Requirement: The entries that follow must be given again exactly, with no pictures kept.

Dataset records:
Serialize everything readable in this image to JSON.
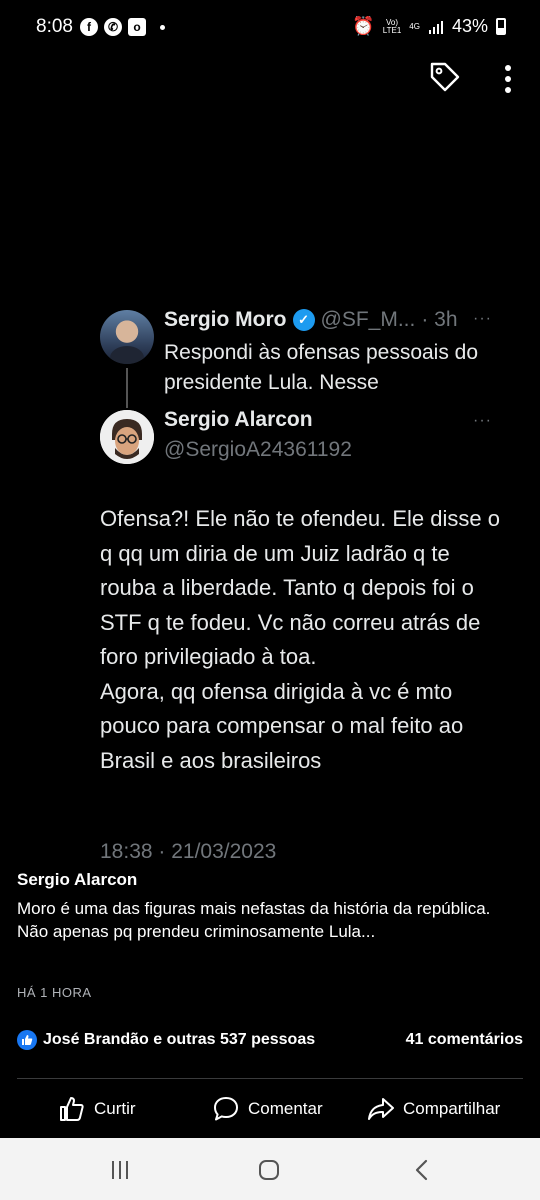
{
  "status_bar": {
    "time": "8:08",
    "left_icons": [
      "facebook-icon",
      "whatsapp-icon",
      "outlook-icon"
    ],
    "network_top": "Vo)",
    "network_bottom": "LTE1",
    "data_type": "4G",
    "battery": "43%"
  },
  "tweet": {
    "parent": {
      "name": "Sergio Moro",
      "handle": "@SF_M...",
      "time": "· 3h",
      "text": "Respondi às ofensas pessoais do presidente Lula. Nesse"
    },
    "reply": {
      "name": "Sergio Alarcon",
      "handle": "@SergioA24361192",
      "body": "Ofensa?! Ele não te ofendeu. Ele disse o q qq um diria de um Juiz ladrão q te rouba a liberdade. Tanto q depois foi o STF q te fodeu. Vc não correu atrás de foro privilegiado à toa.\nAgora, qq ofensa dirigida à vc é mto pouco para compensar o mal feito ao Brasil e aos brasileiros",
      "date": "18:38 · 21/03/2023"
    },
    "more_glyph": "···"
  },
  "post": {
    "author": "Sergio Alarcon",
    "text": "Moro é uma das figuras mais nefastas da história da república. Não  apenas pq prendeu criminosamente Lula...",
    "time": "HÁ 1 HORA",
    "reactions": "José Brandão e outras 537 pessoas",
    "comments": "41 comentários"
  },
  "actions": {
    "like": "Curtir",
    "comment": "Comentar",
    "share": "Compartilhar"
  },
  "colors": {
    "background": "#000000",
    "verified": "#1d9bf0",
    "like_blue": "#1877f2",
    "muted": "#71767b"
  }
}
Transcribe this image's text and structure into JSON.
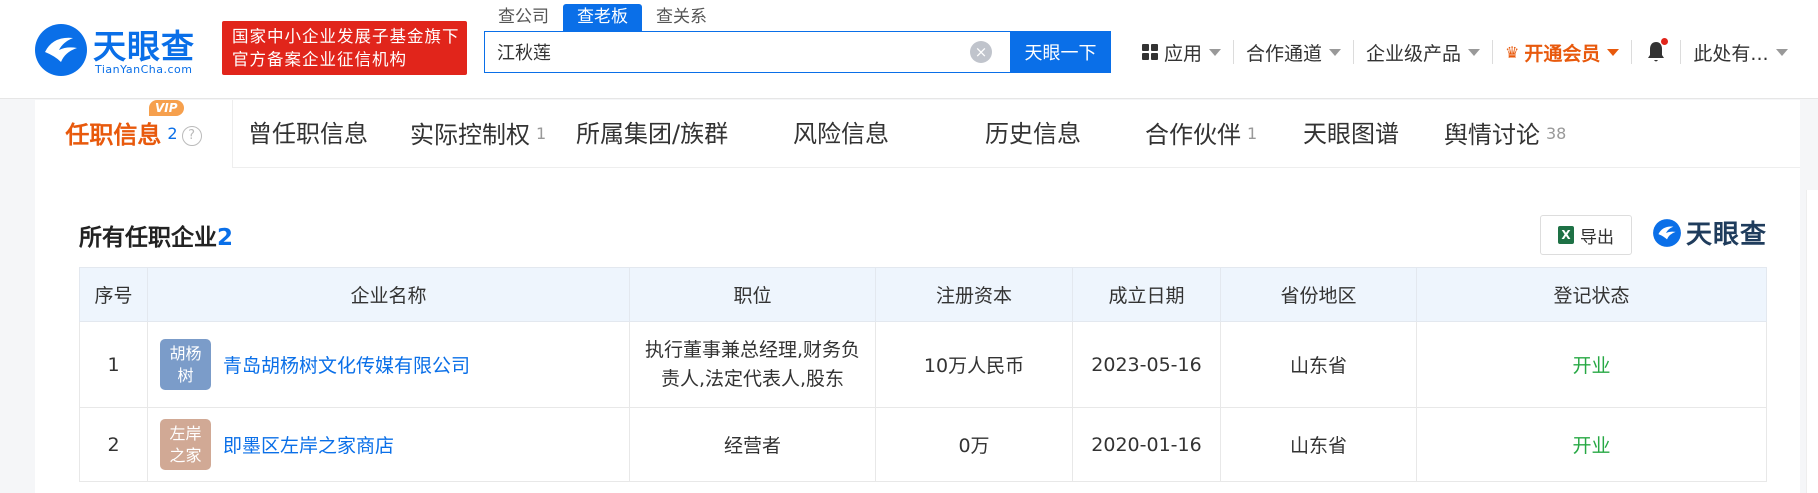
{
  "header": {
    "logo_text": "天眼查",
    "logo_sub": "TianYanCha.com",
    "banner_line1": "国家中小企业发展子基金旗下",
    "banner_line2": "官方备案企业征信机构",
    "search_tabs": [
      "查公司",
      "查老板",
      "查关系"
    ],
    "search_value": "江秋莲",
    "search_button": "天眼一下",
    "nav": {
      "apps": "应用",
      "channel": "合作通道",
      "enterprise": "企业级产品",
      "vip": "开通会员",
      "user": "此处有..."
    }
  },
  "tabs": {
    "active_label": "任职信息",
    "active_count": "2",
    "vip_badge": "VIP",
    "items": [
      {
        "label": "曾任职信息",
        "count": ""
      },
      {
        "label": "实际控制权",
        "count": "1"
      },
      {
        "label": "所属集团/族群",
        "count": ""
      },
      {
        "label": "风险信息",
        "count": ""
      },
      {
        "label": "历史信息",
        "count": ""
      },
      {
        "label": "合作伙伴",
        "count": "1"
      },
      {
        "label": "天眼图谱",
        "count": ""
      },
      {
        "label": "舆情讨论",
        "count": "38"
      }
    ]
  },
  "section": {
    "title": "所有任职企业",
    "count": "2",
    "export_label": "导出",
    "watermark": "天眼查"
  },
  "table": {
    "headers": [
      "序号",
      "企业名称",
      "职位",
      "注册资本",
      "成立日期",
      "省份地区",
      "登记状态"
    ],
    "rows": [
      {
        "index": "1",
        "avatar_text": "胡杨树",
        "avatar_color": "#7b9cc9",
        "company": "青岛胡杨树文化传媒有限公司",
        "position": "执行董事兼总经理,财务负责人,法定代表人,股东",
        "capital": "10万人民币",
        "date": "2023-05-16",
        "province": "山东省",
        "status": "开业"
      },
      {
        "index": "2",
        "avatar_text": "左岸之家",
        "avatar_color": "#d1a995",
        "company": "即墨区左岸之家商店",
        "position": "经营者",
        "capital": "0万",
        "date": "2020-01-16",
        "province": "山东省",
        "status": "开业"
      }
    ]
  }
}
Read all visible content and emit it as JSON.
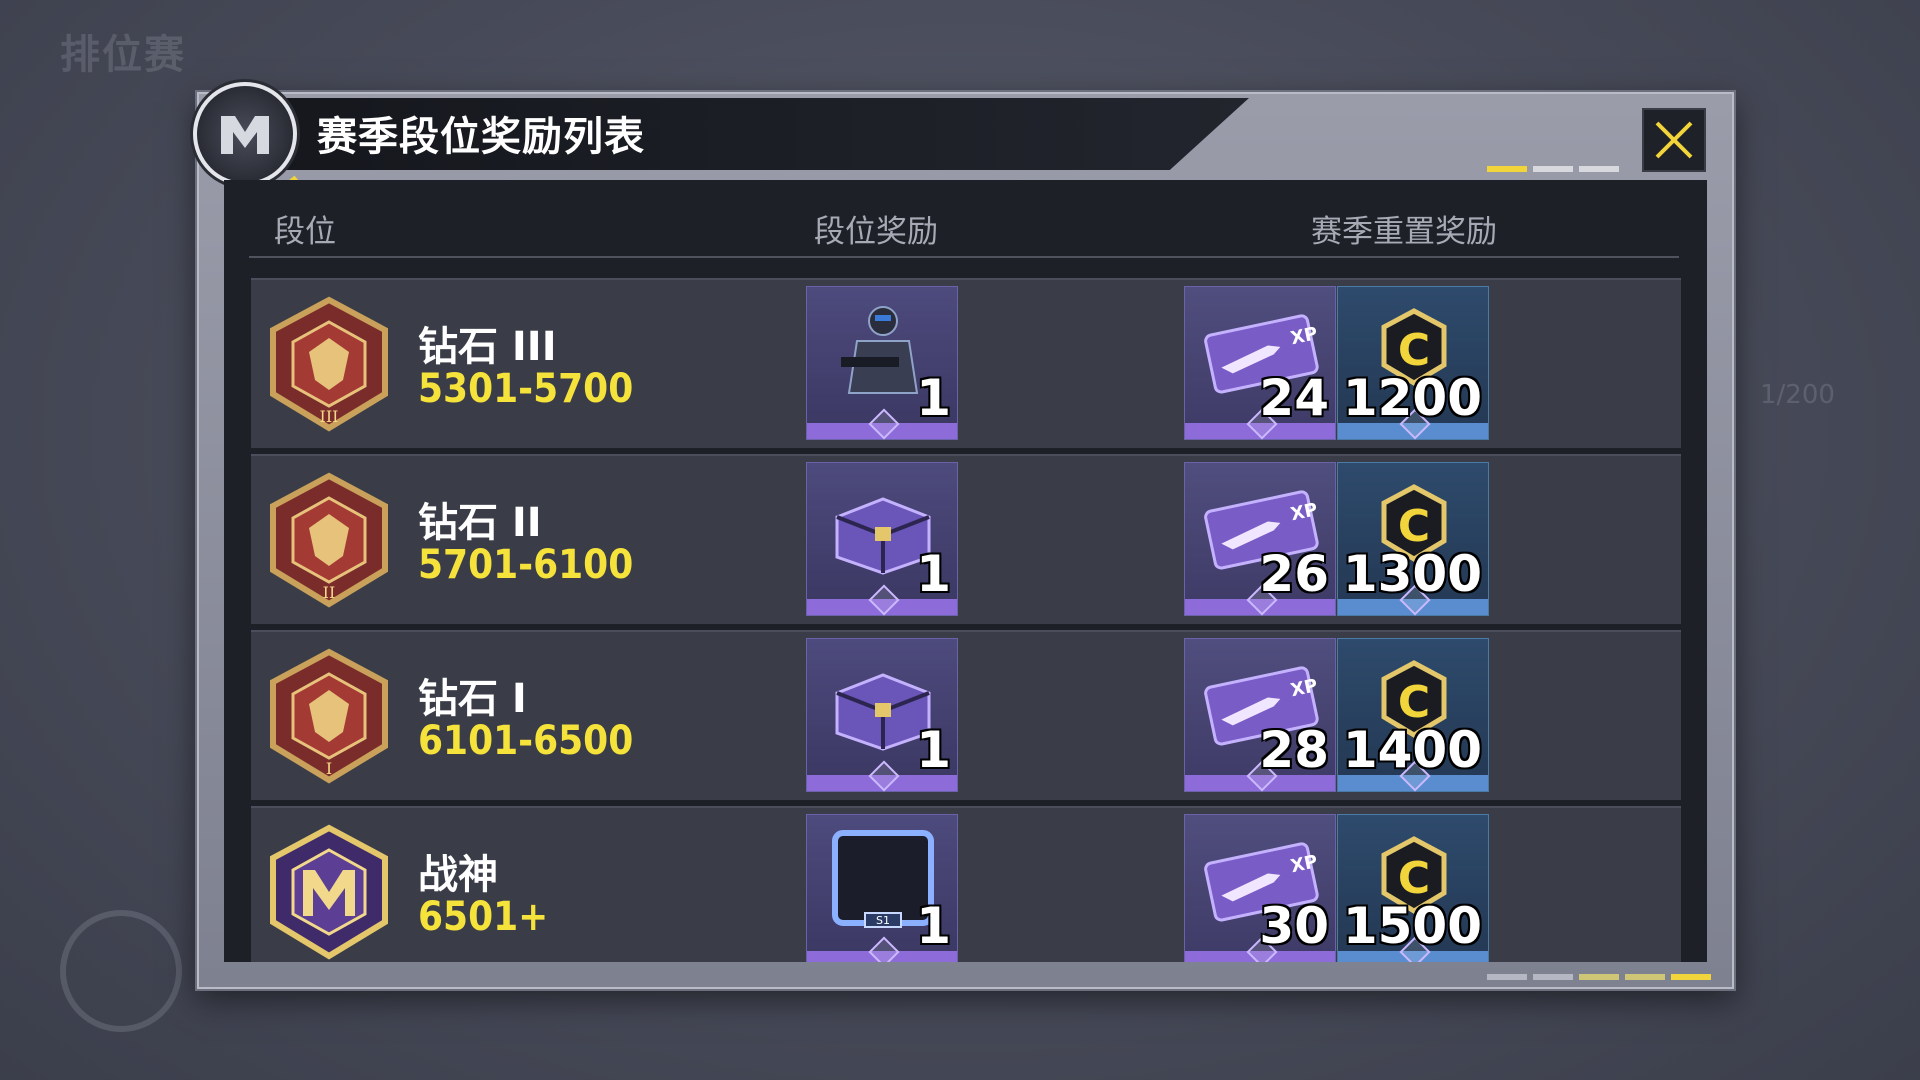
{
  "background": {
    "title": "排位赛",
    "counter": "1/200"
  },
  "modal": {
    "title": "赛季段位奖励列表",
    "close_icon": "close-x-icon",
    "accent_color": "#f2d43b"
  },
  "table": {
    "headers": {
      "rank": "段位",
      "rank_reward": "段位奖励",
      "season_reset_reward": "赛季重置奖励"
    },
    "rows": [
      {
        "rank": "钻石 III",
        "range": "5301-5700",
        "emblem": "diamond-3-emblem",
        "rank_reward": {
          "icon": "operator-skin-icon",
          "qty": "1"
        },
        "xp": {
          "icon": "xp-card-icon",
          "qty": "24"
        },
        "cp": {
          "icon": "cod-points-icon",
          "qty": "1200"
        }
      },
      {
        "rank": "钻石 II",
        "range": "5701-6100",
        "emblem": "diamond-2-emblem",
        "rank_reward": {
          "icon": "supply-crate-icon",
          "qty": "1"
        },
        "xp": {
          "icon": "xp-card-icon",
          "qty": "26"
        },
        "cp": {
          "icon": "cod-points-icon",
          "qty": "1300"
        }
      },
      {
        "rank": "钻石 I",
        "range": "6101-6500",
        "emblem": "diamond-1-emblem",
        "rank_reward": {
          "icon": "supply-crate-icon",
          "qty": "1"
        },
        "xp": {
          "icon": "xp-card-icon",
          "qty": "28"
        },
        "cp": {
          "icon": "cod-points-icon",
          "qty": "1400"
        }
      },
      {
        "rank": "战神",
        "range": "6501+",
        "emblem": "legendary-emblem",
        "rank_reward": {
          "icon": "avatar-frame-icon",
          "qty": "1"
        },
        "xp": {
          "icon": "xp-card-icon",
          "qty": "30"
        },
        "cp": {
          "icon": "cod-points-icon",
          "qty": "1500"
        }
      }
    ]
  },
  "colors": {
    "range_text": "#f5e23a",
    "purple_bar": "#8d6cd9",
    "blue_bar": "#5a8cd0"
  }
}
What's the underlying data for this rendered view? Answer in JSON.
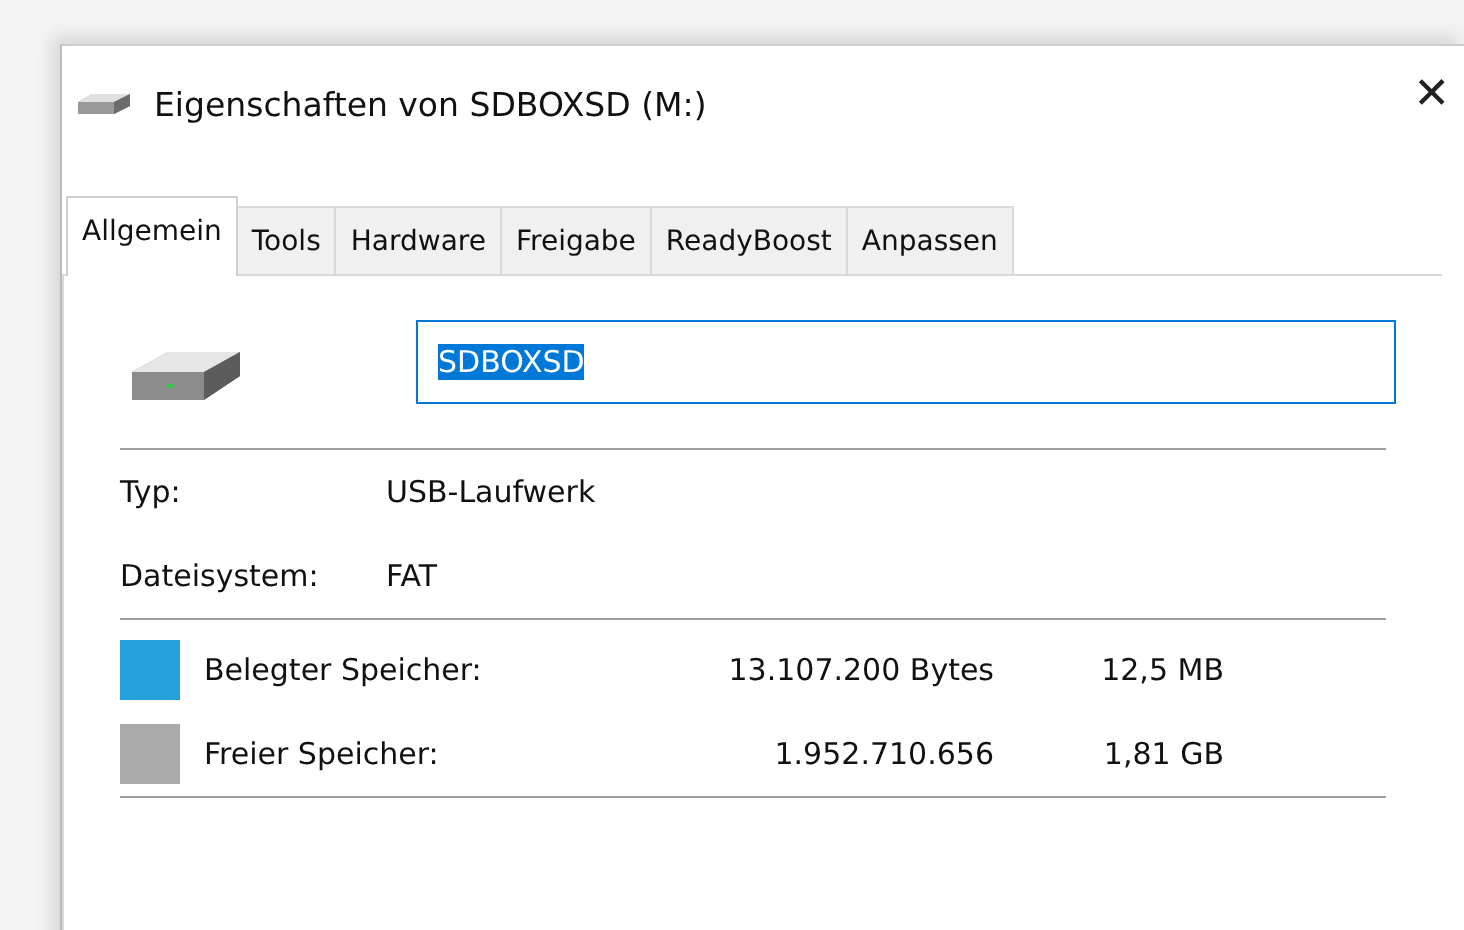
{
  "window": {
    "title": "Eigenschaften von SDBOXSD (M:)",
    "close": "✕"
  },
  "tabs": [
    {
      "label": "Allgemein",
      "selected": true
    },
    {
      "label": "Tools",
      "selected": false
    },
    {
      "label": "Hardware",
      "selected": false
    },
    {
      "label": "Freigabe",
      "selected": false
    },
    {
      "label": "ReadyBoost",
      "selected": false
    },
    {
      "label": "Anpassen",
      "selected": false
    }
  ],
  "name_field": {
    "value": "SDBOXSD",
    "text_selected": true
  },
  "properties": [
    {
      "label": "Typ:",
      "value": "USB-Laufwerk"
    },
    {
      "label": "Dateisystem:",
      "value": "FAT"
    }
  ],
  "storage": [
    {
      "label": "Belegter Speicher:",
      "bytes": "13.107.200 Bytes",
      "size": "12,5 MB",
      "color": "#26a0da"
    },
    {
      "label": "Freier Speicher:",
      "bytes": "1.952.710.656",
      "size": "1,81 GB",
      "color": "#aaaaaa"
    }
  ]
}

Solution:
Serialize everything readable in this image to JSON.
{
  "status_bar": {
    "time": "8:08",
    "left_icons": [
      "facebook-icon",
      "whatsapp-icon",
      "outlook-icon"
    ],
    "network_top": "Vo)",
    "network_bottom": "LTE1",
    "data_type": "4G",
    "battery": "43%"
  },
  "tweet": {
    "parent": {
      "name": "Sergio Moro",
      "handle": "@SF_M...",
      "time": "· 3h",
      "text": "Respondi às ofensas pessoais do presidente Lula. Nesse"
    },
    "reply": {
      "name": "Sergio Alarcon",
      "handle": "@SergioA24361192",
      "body": "Ofensa?! Ele não te ofendeu. Ele disse o q qq um diria de um Juiz ladrão q te rouba a liberdade. Tanto q depois foi o STF q te fodeu. Vc não correu atrás de foro privilegiado à toa.\nAgora, qq ofensa dirigida à vc é mto pouco para compensar o mal feito ao Brasil e aos brasileiros",
      "date": "18:38 · 21/03/2023"
    },
    "more_glyph": "···"
  },
  "post": {
    "author": "Sergio Alarcon",
    "text": "Moro é uma das figuras mais nefastas da história da república. Não  apenas pq prendeu criminosamente Lula...",
    "time": "HÁ 1 HORA",
    "reactions": "José Brandão e outras 537 pessoas",
    "comments": "41 comentários"
  },
  "actions": {
    "like": "Curtir",
    "comment": "Comentar",
    "share": "Compartilhar"
  },
  "colors": {
    "background": "#000000",
    "verified": "#1d9bf0",
    "like_blue": "#1877f2",
    "muted": "#71767b"
  }
}
Transcribe this image's text and structure into JSON.
{
  "header": {
    "logo_text": "天眼查",
    "logo_sub": "TianYanCha.com",
    "banner_line1": "国家中小企业发展子基金旗下",
    "banner_line2": "官方备案企业征信机构",
    "search_tabs": [
      "查公司",
      "查老板",
      "查关系"
    ],
    "search_value": "江秋莲",
    "search_button": "天眼一下",
    "nav": {
      "apps": "应用",
      "channel": "合作通道",
      "enterprise": "企业级产品",
      "vip": "开通会员",
      "user": "此处有..."
    }
  },
  "tabs": {
    "active_label": "任职信息",
    "active_count": "2",
    "vip_badge": "VIP",
    "items": [
      {
        "label": "曾任职信息",
        "count": ""
      },
      {
        "label": "实际控制权",
        "count": "1"
      },
      {
        "label": "所属集团/族群",
        "count": ""
      },
      {
        "label": "风险信息",
        "count": ""
      },
      {
        "label": "历史信息",
        "count": ""
      },
      {
        "label": "合作伙伴",
        "count": "1"
      },
      {
        "label": "天眼图谱",
        "count": ""
      },
      {
        "label": "舆情讨论",
        "count": "38"
      }
    ]
  },
  "section": {
    "title": "所有任职企业",
    "count": "2",
    "export_label": "导出",
    "watermark": "天眼查"
  },
  "table": {
    "headers": [
      "序号",
      "企业名称",
      "职位",
      "注册资本",
      "成立日期",
      "省份地区",
      "登记状态"
    ],
    "rows": [
      {
        "index": "1",
        "avatar_text": "胡杨树",
        "avatar_color": "#7b9cc9",
        "company": "青岛胡杨树文化传媒有限公司",
        "position": "执行董事兼总经理,财务负责人,法定代表人,股东",
        "capital": "10万人民币",
        "date": "2023-05-16",
        "province": "山东省",
        "status": "开业"
      },
      {
        "index": "2",
        "avatar_text": "左岸之家",
        "avatar_color": "#d1a995",
        "company": "即墨区左岸之家商店",
        "position": "经营者",
        "capital": "0万",
        "date": "2020-01-16",
        "province": "山东省",
        "status": "开业"
      }
    ]
  }
}
Read all visible content and emit it as JSON.
{
  "background": {
    "title": "排位赛",
    "counter": "1/200"
  },
  "modal": {
    "title": "赛季段位奖励列表",
    "close_icon": "close-x-icon",
    "accent_color": "#f2d43b"
  },
  "table": {
    "headers": {
      "rank": "段位",
      "rank_reward": "段位奖励",
      "season_reset_reward": "赛季重置奖励"
    },
    "rows": [
      {
        "rank": "钻石 III",
        "range": "5301-5700",
        "emblem": "diamond-3-emblem",
        "rank_reward": {
          "icon": "operator-skin-icon",
          "qty": "1"
        },
        "xp": {
          "icon": "xp-card-icon",
          "qty": "24"
        },
        "cp": {
          "icon": "cod-points-icon",
          "qty": "1200"
        }
      },
      {
        "rank": "钻石 II",
        "range": "5701-6100",
        "emblem": "diamond-2-emblem",
        "rank_reward": {
          "icon": "supply-crate-icon",
          "qty": "1"
        },
        "xp": {
          "icon": "xp-card-icon",
          "qty": "26"
        },
        "cp": {
          "icon": "cod-points-icon",
          "qty": "1300"
        }
      },
      {
        "rank": "钻石 I",
        "range": "6101-6500",
        "emblem": "diamond-1-emblem",
        "rank_reward": {
          "icon": "supply-crate-icon",
          "qty": "1"
        },
        "xp": {
          "icon": "xp-card-icon",
          "qty": "28"
        },
        "cp": {
          "icon": "cod-points-icon",
          "qty": "1400"
        }
      },
      {
        "rank": "战神",
        "range": "6501+",
        "emblem": "legendary-emblem",
        "rank_reward": {
          "icon": "avatar-frame-icon",
          "qty": "1"
        },
        "xp": {
          "icon": "xp-card-icon",
          "qty": "30"
        },
        "cp": {
          "icon": "cod-points-icon",
          "qty": "1500"
        }
      }
    ]
  },
  "colors": {
    "range_text": "#f5e23a",
    "purple_bar": "#8d6cd9",
    "blue_bar": "#5a8cd0"
  }
}
What's the underlying data for this rendered view? Answer in JSON.
{
  "window": {
    "title": "Eigenschaften von SDBOXSD (M:)",
    "close": "✕"
  },
  "tabs": [
    {
      "label": "Allgemein",
      "selected": true
    },
    {
      "label": "Tools",
      "selected": false
    },
    {
      "label": "Hardware",
      "selected": false
    },
    {
      "label": "Freigabe",
      "selected": false
    },
    {
      "label": "ReadyBoost",
      "selected": false
    },
    {
      "label": "Anpassen",
      "selected": false
    }
  ],
  "name_field": {
    "value": "SDBOXSD",
    "text_selected": true
  },
  "properties": [
    {
      "label": "Typ:",
      "value": "USB-Laufwerk"
    },
    {
      "label": "Dateisystem:",
      "value": "FAT"
    }
  ],
  "storage": [
    {
      "label": "Belegter Speicher:",
      "bytes": "13.107.200 Bytes",
      "size": "12,5 MB",
      "color": "#26a0da"
    },
    {
      "label": "Freier Speicher:",
      "bytes": "1.952.710.656",
      "size": "1,81 GB",
      "color": "#aaaaaa"
    }
  ]
}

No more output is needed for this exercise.